Constant Methods

There are a few methods dedicated to working with constants:

Method Description
constants Returns an array of symbols that represent the constants defined in a class
const_get Returns value for a constant. Takes a symbol or string as parameter
const_set Sets the value for a constant. Takes two parameters: constant name as a symbol & constant value
const_missing Same as method_missing but for constants
const_defined? Returns true if a given constant (as a symbol) has been defined
remove_const Removes a constant
private_constant Makes a constant private so it can't be accessed outside the class with Class::ABC syntax

There are a few metaprogramming tricks you can do using these methods.

Example:

module Food
  class Bacon; end
  class Chocolate; end
end

puts "Classes defined inside #{Food}:"

puts Food.constants

Also you can use a string like "Array" & get the actual class:

array_class = Object.const_get("Array")

But be careful with that one since a user could inject code if the string is coming from params or some other form of user input.

In Rails, there is the constantize method which basically does const_get for you, but keep in mind that it doesn't do any security checks.

Cheatsheet

cheatsheet-constant

Ruby Constant Scope

When you create a constant outside of any class, at the top-level of your code, that constant will be available anywhere.

Constants are also available in child classes.

class A
  FOO = 1
end

class B < A
  def foo
    puts FOO
  end
end

B.constants

# [:FOO]

Constants defined outside a nested module or class are also available inside the nested classes.

module Food
  STORE_ADDRESS = "The moon"

  class Bacon
    def foo; puts STORE_ADDRESS; end
  end
end

fb = Food::Bacon.new
fb.foo

# "The moon"

Module Mixing

Constants from mixed-in modules are also available:

module Mixin
  A = 123
end

class Product
  include Mixin

  puts A
end

# 123

Notice that this works when including the module, it won't work if you are extending it.

Example:

class Product
  extend Mixin

  puts A
end

#  uninitialized constant Product::A

Also when you use a method defined in the included method, it will use the constants defined in that module, even if the same constant is defined in the current class.

module Parent
  def print_value
    VALUE
  end
end

class Child
  include Parent

  VALUE = 1
end

# Works
p Child::VALUE

# uninitialized constant Parent::VALUE
p Child.new.print_value

Module Nesting

I want to show you one more example with nested classes (same for modules).

class A
  FOO = 1
end

class A::B
  class C
    puts FOO
  end
end

Notice the A::B notation here, which we tried to use as a shortcut. But the problem is that class C won't have access to FOO directly.

For that reason you want to stick to this kind of nesting:

class A
  FOO = 1
end

class A
  class B
    class C
      puts FOO
    end
  end
end

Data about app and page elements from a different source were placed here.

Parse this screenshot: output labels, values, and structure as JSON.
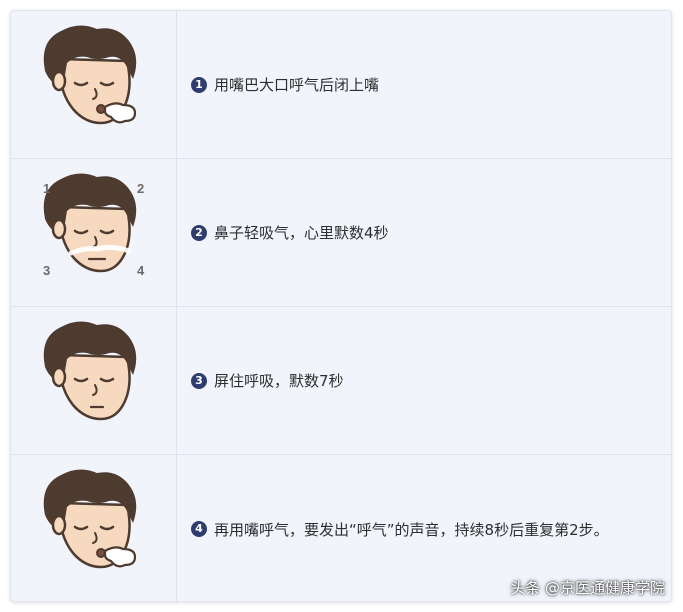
{
  "colors": {
    "card_bg": "#f1f4fb",
    "badge_bg": "#2f3d6e",
    "hair": "#4e3b30",
    "skin": "#f7d9bf",
    "text": "#2e2e2e"
  },
  "steps": [
    {
      "badge": "1",
      "text": "用嘴巴大口呼气后闭上嘴",
      "icon": "face-exhaling-mouth-icon"
    },
    {
      "badge": "2",
      "text": "鼻子轻吸气，心里默数4秒",
      "icon": "face-inhaling-nose-icon",
      "count_labels": [
        "1",
        "2",
        "3",
        "4"
      ]
    },
    {
      "badge": "3",
      "text": "屏住呼吸，默数7秒",
      "icon": "face-holding-breath-icon"
    },
    {
      "badge": "4",
      "text": "再用嘴呼气，要发出“呼气”的声音，持续8秒后重复第2步。",
      "icon": "face-exhaling-mouth-icon"
    }
  ],
  "watermark": "头条 @京医通健康学院"
}
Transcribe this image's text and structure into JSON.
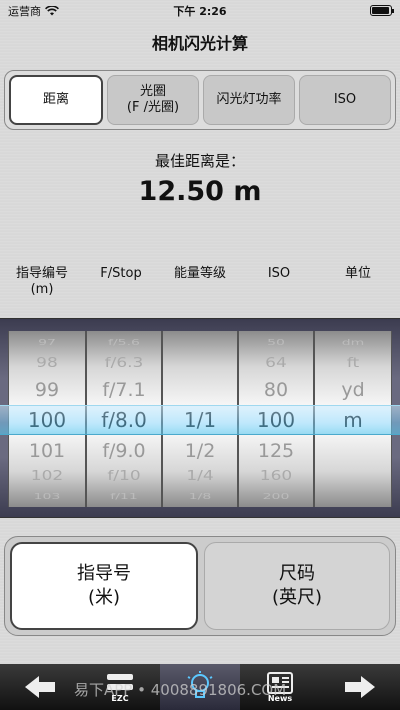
{
  "status": {
    "carrier": "运营商",
    "time": "下午 2:26"
  },
  "title": "相机闪光计算",
  "tabs": [
    {
      "label": "距离",
      "active": true
    },
    {
      "label": "光圈\n(F /光圈)",
      "active": false
    },
    {
      "label": "闪光灯功率",
      "active": false
    },
    {
      "label": "ISO",
      "active": false
    }
  ],
  "result": {
    "label": "最佳距离是：",
    "value": "12.50 m"
  },
  "columns": [
    "指导编号\n(m)",
    "F/Stop",
    "能量等级",
    "ISO",
    "单位"
  ],
  "picker": {
    "guide_number": [
      "97",
      "98",
      "99",
      "100",
      "101",
      "102",
      "103"
    ],
    "fstop": [
      "f/5.6",
      "f/6.3",
      "f/7.1",
      "f/8.0",
      "f/9.0",
      "f/10",
      "f/11"
    ],
    "power": [
      "",
      "",
      "",
      "1/1",
      "1/2",
      "1/4",
      "1/8"
    ],
    "iso": [
      "50",
      "64",
      "80",
      "100",
      "125",
      "160",
      "200"
    ],
    "unit": [
      "dm",
      "ft",
      "yd",
      "m",
      "",
      "",
      ""
    ]
  },
  "buttons": [
    {
      "label": "指导号\n(米)",
      "active": true
    },
    {
      "label": "尺码\n(英尺)",
      "active": false
    }
  ],
  "nav": {
    "ezc_label": "EZC",
    "news_label": "News"
  },
  "watermark": "易下APP • 4008891806.COM"
}
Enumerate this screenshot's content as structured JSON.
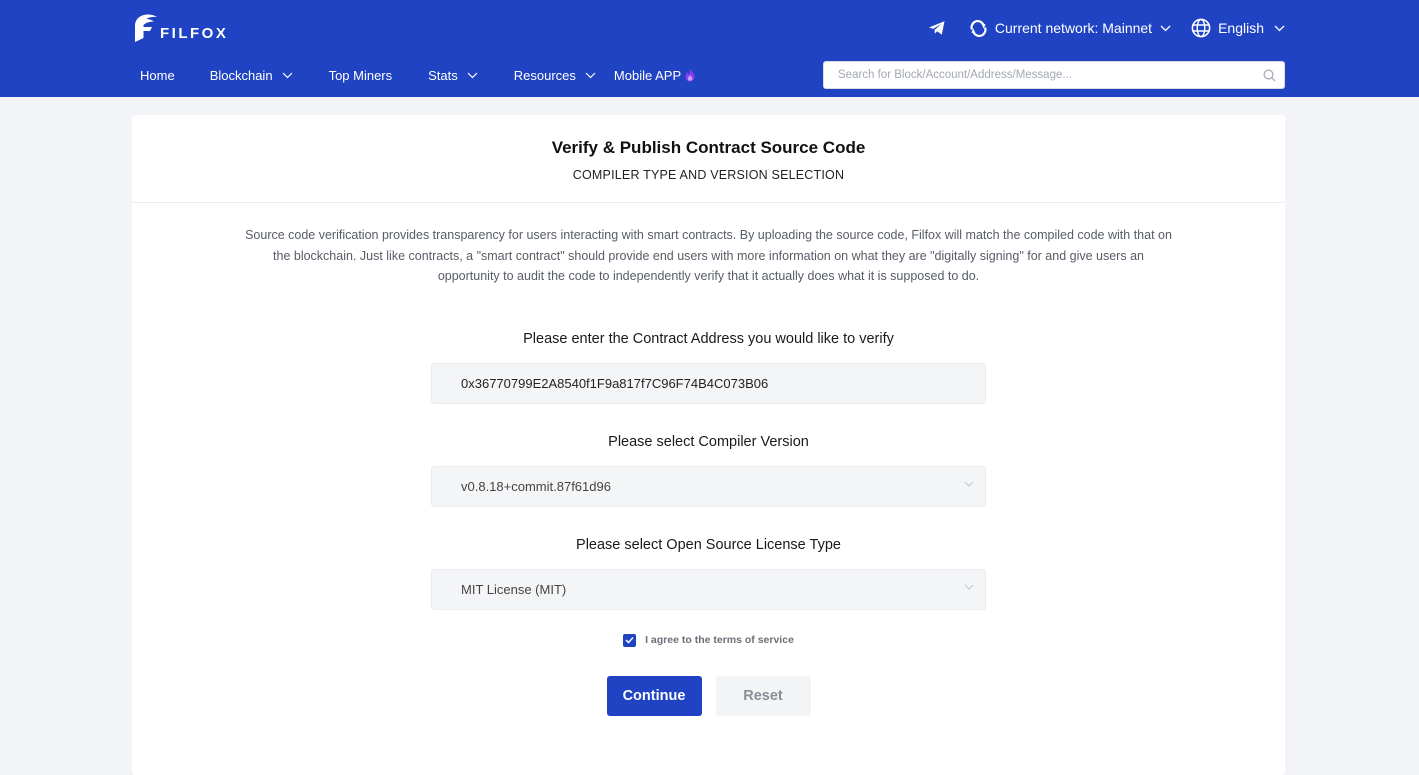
{
  "brand": {
    "name": "FILFOX",
    "logo_icon": "filfox-logo-icon"
  },
  "colors": {
    "header": "#1f43c2",
    "accent": "#1f43c2",
    "page_bg": "#f2f4f7"
  },
  "topbar": {
    "telegram_icon": "telegram-icon",
    "network_label": "Current network: Mainnet",
    "language_label": "English"
  },
  "nav": {
    "home": "Home",
    "blockchain": "Blockchain",
    "top_miners": "Top Miners",
    "stats": "Stats",
    "resources": "Resources",
    "mobile_app": "Mobile APP"
  },
  "search": {
    "placeholder": "Search for Block/Account/Address/Message..."
  },
  "page": {
    "title": "Verify & Publish Contract Source Code",
    "subtitle": "COMPILER TYPE AND VERSION SELECTION",
    "description": "Source code verification provides transparency for users interacting with smart contracts. By uploading the source code, Filfox will match the compiled code with that on the blockchain. Just like contracts, a \"smart contract\" should provide end users with more information on what they are \"digitally signing\" for and give users an opportunity to audit the code to independently verify that it actually does what it is supposed to do."
  },
  "form": {
    "address_label": "Please enter the Contract Address you would like to verify",
    "address_value": "0x36770799E2A8540f1F9a817f7C96F74B4C073B06",
    "compiler_label": "Please select Compiler Version",
    "compiler_value": "v0.8.18+commit.87f61d96",
    "license_label": "Please select Open Source License Type",
    "license_value": "MIT License (MIT)",
    "agree_label": "I agree to the terms of service",
    "agree_checked": true,
    "continue_label": "Continue",
    "reset_label": "Reset"
  }
}
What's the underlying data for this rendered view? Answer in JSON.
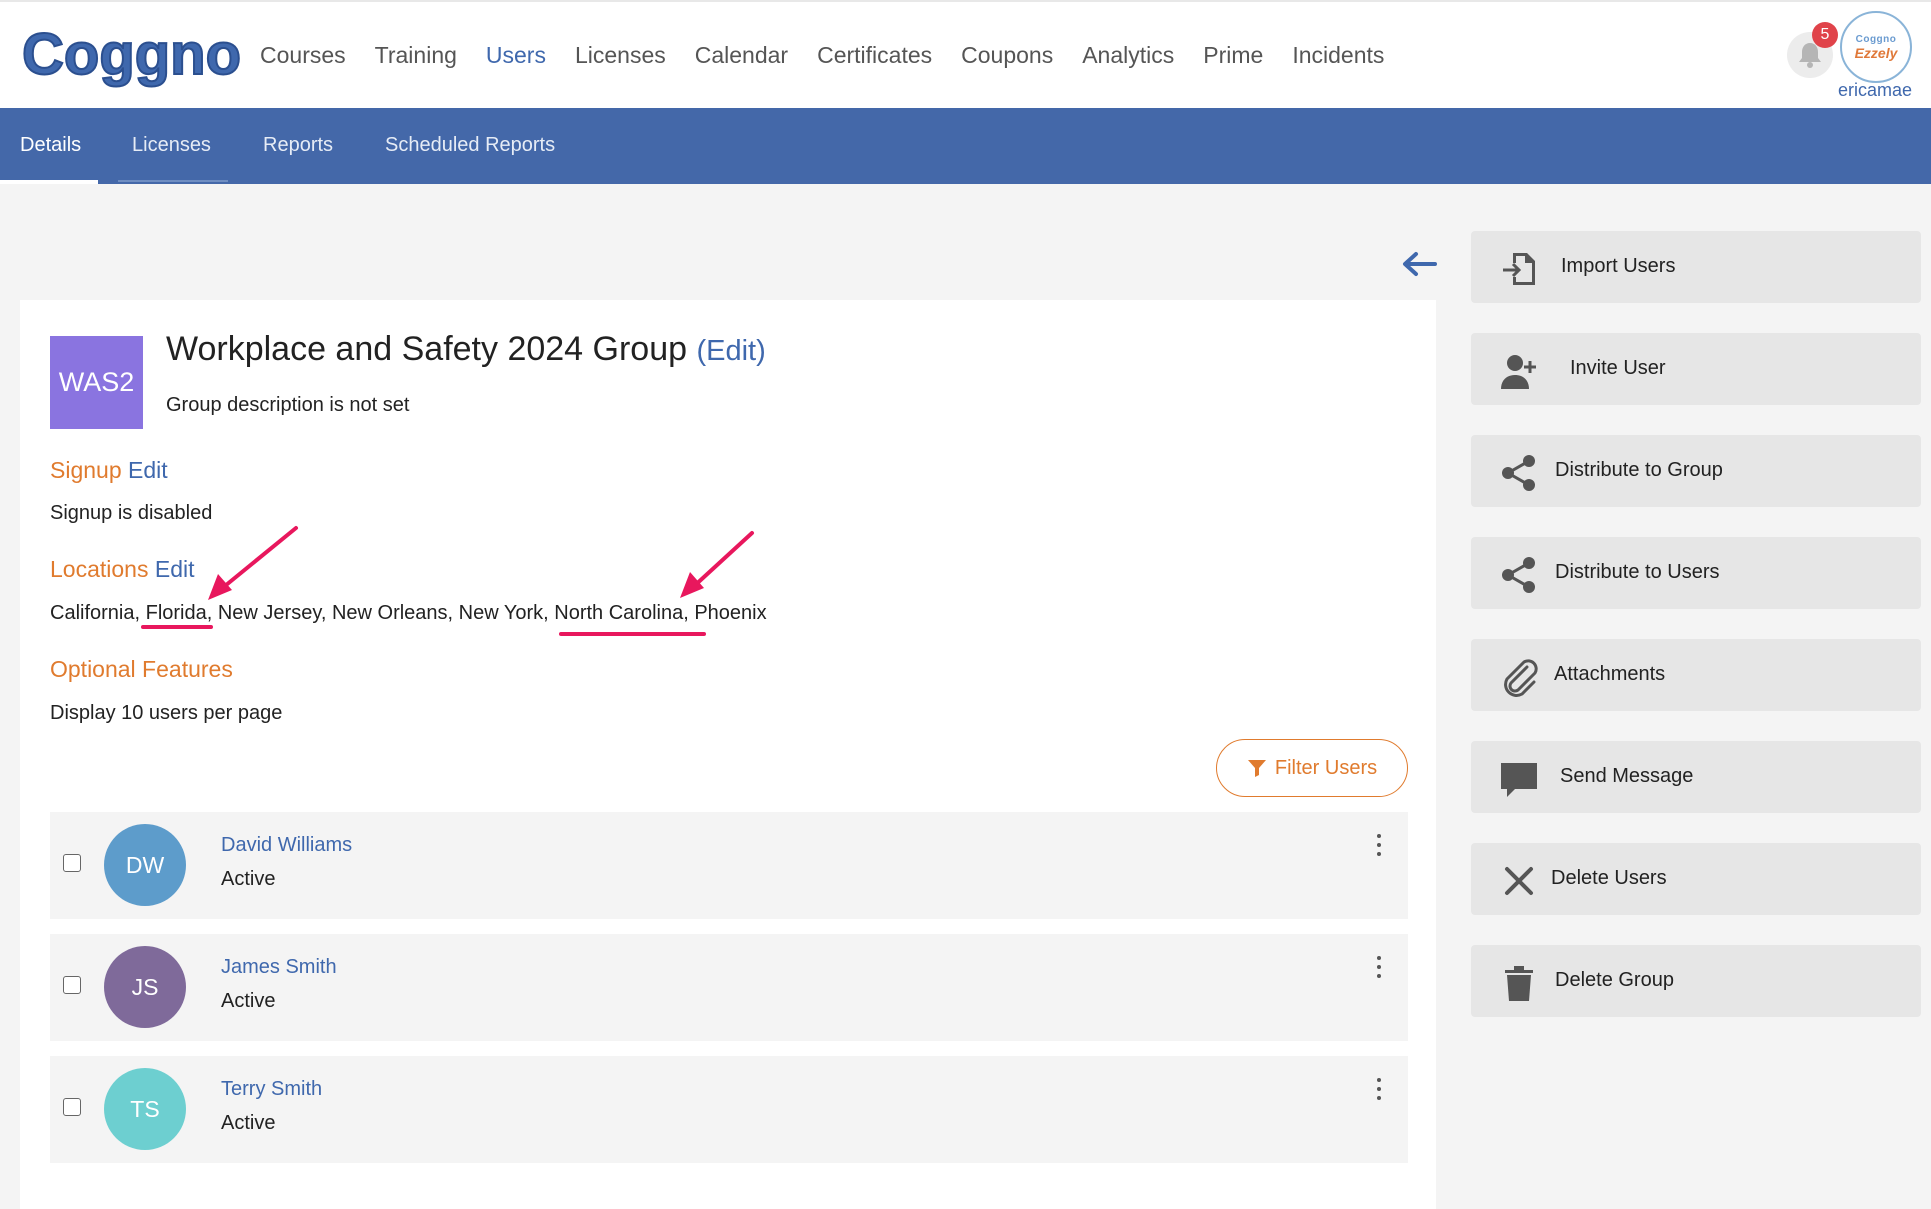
{
  "brand": {
    "logo_text": "Coggno",
    "accent": "#3f68ad",
    "orange": "#e07b2e"
  },
  "nav": {
    "items": [
      "Courses",
      "Training",
      "Users",
      "Licenses",
      "Calendar",
      "Certificates",
      "Coupons",
      "Analytics",
      "Prime",
      "Incidents"
    ],
    "active": "Users"
  },
  "notifications": {
    "count": "5",
    "icon": "bell-icon"
  },
  "account": {
    "avatar_line1": "Coggno",
    "avatar_line2": "Ezzely",
    "username": "ericamae"
  },
  "subnav": {
    "tabs": [
      "Details",
      "Licenses",
      "Reports",
      "Scheduled Reports"
    ],
    "active": "Details"
  },
  "group": {
    "tile": "WAS2",
    "tile_color": "#8a74e0",
    "title": "Workplace and Safety 2024 Group",
    "edit": "(Edit)",
    "description": "Group description is not set"
  },
  "signup": {
    "heading": "Signup",
    "edit": "Edit",
    "text": "Signup is disabled"
  },
  "locations": {
    "heading": "Locations",
    "edit": "Edit",
    "text": "California, Florida, New Jersey, New Orleans, New York, North Carolina, Phoenix"
  },
  "optional": {
    "heading": "Optional Features",
    "text": "Display 10 users per page"
  },
  "filter": {
    "label": "Filter Users",
    "icon": "filter-icon"
  },
  "users": [
    {
      "initials": "DW",
      "name": "David Williams",
      "status": "Active",
      "color": "#5d9ccb"
    },
    {
      "initials": "JS",
      "name": "James Smith",
      "status": "Active",
      "color": "#7f6a9a"
    },
    {
      "initials": "TS",
      "name": "Terry Smith",
      "status": "Active",
      "color": "#6dcfd0"
    }
  ],
  "actions": [
    {
      "label": "Import Users",
      "icon": "import-icon"
    },
    {
      "label": "Invite User",
      "icon": "add-user-icon"
    },
    {
      "label": "Distribute to Group",
      "icon": "share-icon"
    },
    {
      "label": "Distribute to Users",
      "icon": "share-icon"
    },
    {
      "label": "Attachments",
      "icon": "paperclip-icon"
    },
    {
      "label": "Send Message",
      "icon": "message-icon"
    },
    {
      "label": "Delete Users",
      "icon": "close-icon"
    },
    {
      "label": "Delete Group",
      "icon": "trash-icon"
    }
  ]
}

In the first example you can still do ::A::FOO to access the constant, but if the class name changes then you will get an error.

This ::A::FOO syntax works because it tells Ruby to look in the top-level scope, where constants like Array & String are defined.

Video

Summary

You learned about Ruby constants, a type of variable which has some interesting behavior. You can change the value of a constant but it will print a warning.

You also learned that class names are constants & that you should avoid const_get with user input.

If you enjoyed this post don't forget to share it so more people can understand how constants work.

2 comments
ANDRES says 11 months ago

Thanks for your post!

I just wanted to point out that it is possible to access a child-defined constant from the parent by prepending self.class:: to the constant:

module Parent
  def print_value
    self.class::VALUE
  end
end

class Child
  include Parent

VALUE = 1
end

Works

p Child::VALUE

Also works

p Child.new.print_value

    Jesus Castello says 11 months ago

    Thanks for reading & sharing this example with us 🙂

Comments are closed